Pitt | Swanson Engineering
Mac Unix

Unix Tips for Mac


To SSH to the unix machine, open Terminal and type

ssh abc123@unix.cis.pitt.edu

where abc123 is your username.
Remember to use nano instead of pico for editing purposes.

Having to type that long line to ssh to the Unix machine can get tiring.
There is a way to create an SSH alias.

First, type

nano ~/.ssh/config

If the file is empty, type these lines.
(If it is not, append these lines to the end of the file).

Host pittHostName unix.cis.pitt.eduUser abc123

Now, typing the SSH command is a breeze.
And it will still properly ask for your university password.

ssh pitt

Editing Unix Files

To ensure files are viewable and editable by nano in Unix, they must be plain-text.

All files created on Textwrangler are plain-text.

Textedit can create plain-text files, but you must ensure it is in plain-text mode.
If it is in rich-text mode, at the top of Textedit windows, there will be a ruler and tools to change font types.
To change it into plain-text mode, select "Format" > "Make Plain Text", or hit "Shift-Command-T".


Cyberduck is an SFTP program (like WinSCP) that works on both Windows and Mac OS X.
It is free and can be downloaded from the Cyberduck website .
The download link is on the right.
Once downloaded, move it to the "Applications" folder and open it.

You can start a file transfer session by clicking "Open Connection".
After that, select SFTP as the protocol and type in your information.

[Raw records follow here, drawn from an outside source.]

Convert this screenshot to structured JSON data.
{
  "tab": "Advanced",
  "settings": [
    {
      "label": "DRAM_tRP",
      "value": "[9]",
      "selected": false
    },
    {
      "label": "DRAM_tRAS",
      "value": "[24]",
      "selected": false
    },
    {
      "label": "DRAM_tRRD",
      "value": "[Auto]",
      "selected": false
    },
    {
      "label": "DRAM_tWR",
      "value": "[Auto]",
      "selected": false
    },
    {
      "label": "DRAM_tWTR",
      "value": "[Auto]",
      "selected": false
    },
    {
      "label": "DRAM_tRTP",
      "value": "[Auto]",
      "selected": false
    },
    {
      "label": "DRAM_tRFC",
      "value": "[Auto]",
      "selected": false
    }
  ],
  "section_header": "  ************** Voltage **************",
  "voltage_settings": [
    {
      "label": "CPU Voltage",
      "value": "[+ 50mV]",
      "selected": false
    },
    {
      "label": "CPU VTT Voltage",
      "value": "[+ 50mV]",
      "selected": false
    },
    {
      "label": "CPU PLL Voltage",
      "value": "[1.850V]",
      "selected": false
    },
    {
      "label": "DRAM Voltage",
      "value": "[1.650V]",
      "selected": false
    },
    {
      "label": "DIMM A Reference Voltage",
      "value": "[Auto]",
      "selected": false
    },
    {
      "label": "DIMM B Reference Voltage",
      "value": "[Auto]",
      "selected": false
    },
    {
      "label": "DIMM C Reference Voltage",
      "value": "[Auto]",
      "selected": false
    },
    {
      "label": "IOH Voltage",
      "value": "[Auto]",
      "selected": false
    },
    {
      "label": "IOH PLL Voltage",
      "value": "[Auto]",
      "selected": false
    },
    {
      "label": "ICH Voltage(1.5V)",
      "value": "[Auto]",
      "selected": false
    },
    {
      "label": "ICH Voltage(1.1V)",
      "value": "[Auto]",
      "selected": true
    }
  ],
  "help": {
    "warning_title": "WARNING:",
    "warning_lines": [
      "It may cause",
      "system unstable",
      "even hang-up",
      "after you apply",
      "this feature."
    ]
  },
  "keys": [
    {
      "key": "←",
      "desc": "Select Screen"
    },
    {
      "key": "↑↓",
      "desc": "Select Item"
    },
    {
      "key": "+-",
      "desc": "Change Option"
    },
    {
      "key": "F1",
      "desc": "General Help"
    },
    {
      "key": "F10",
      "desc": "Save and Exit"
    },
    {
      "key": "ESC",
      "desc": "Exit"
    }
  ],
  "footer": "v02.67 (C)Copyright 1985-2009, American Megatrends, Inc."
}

The window supports drag-and-drop interaction and in some ways works as a Finder window.
Simply disconnect from a session by clicking the "Disconnect" eject icon in the upper right.

You can delete all of the default bookmarks (though I find the Google Docs bookmark handy).
You can add the Unix machine to the bookmarks by clicking the "+" sign in the lower left corner of the window.


The scp and sftp Unix terminal tools are provided standard with Mac computers.

To use scp , consider the syntax,

scp [-r] [user@source_host:]source_file [user@destination_host:]destination_file

Brackets denote optional arguments.
The source and destination file paths are relative to the user's current and home directories, respectively, unless provided absolutely. So, some examples, to copy a file in the current directory to the home directory of the Unix machine.

scp some_file abc123@unix.cis.pitt.edu:.

Similarly, one can copy a folder in the public folder on the Unix machine to the current working directory.
To copy folders, one must provide the -r to tell scp to copy recursively.

scp -r abc123@unix.cis.pitt.edu:public/some_folder .

Also, if you created an SSH alias, it can make commands shorter

scp some_file pitt:.scp -r pitt:public/some_folder .

sftp is another command that can be used for file transfer.
Start a session by

sftp abc123@unix.cis.pitt.edu

Or if you created an SSH alias

sftp pitt

Then get or put files.

Additional information about scp and sftp can be found in the Unix section of your textbook.